• Supplied information

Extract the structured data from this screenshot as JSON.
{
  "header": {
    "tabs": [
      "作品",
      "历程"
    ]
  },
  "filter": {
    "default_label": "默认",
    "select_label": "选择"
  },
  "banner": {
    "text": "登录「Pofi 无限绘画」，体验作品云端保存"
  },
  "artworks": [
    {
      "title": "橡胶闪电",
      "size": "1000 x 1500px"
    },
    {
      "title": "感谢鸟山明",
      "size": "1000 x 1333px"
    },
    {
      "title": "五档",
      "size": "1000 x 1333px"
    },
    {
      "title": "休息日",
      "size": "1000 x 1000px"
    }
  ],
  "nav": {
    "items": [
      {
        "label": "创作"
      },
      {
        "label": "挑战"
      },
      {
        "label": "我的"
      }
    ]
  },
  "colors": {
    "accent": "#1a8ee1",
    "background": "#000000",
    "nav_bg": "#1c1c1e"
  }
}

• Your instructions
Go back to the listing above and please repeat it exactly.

• Exercise solution
Extract the structured data from this screenshot as JSON.
{
  "header": {
    "tabs": [
      "作品",
      "历程"
    ]
  },
  "filter": {
    "default_label": "默认",
    "select_label": "选择"
  },
  "banner": {
    "text": "登录「Pofi 无限绘画」，体验作品云端保存"
  },
  "artworks": [
    {
      "title": "橡胶闪电",
      "size": "1000 x 1500px"
    },
    {
      "title": "感谢鸟山明",
      "size": "1000 x 1333px"
    },
    {
      "title": "五档",
      "size": "1000 x 1333px"
    },
    {
      "title": "休息日",
      "size": "1000 x 1000px"
    }
  ],
  "nav": {
    "items": [
      {
        "label": "创作"
      },
      {
        "label": "挑战"
      },
      {
        "label": "我的"
      }
    ]
  },
  "colors": {
    "accent": "#1a8ee1",
    "background": "#000000",
    "nav_bg": "#1c1c1e"
  }
}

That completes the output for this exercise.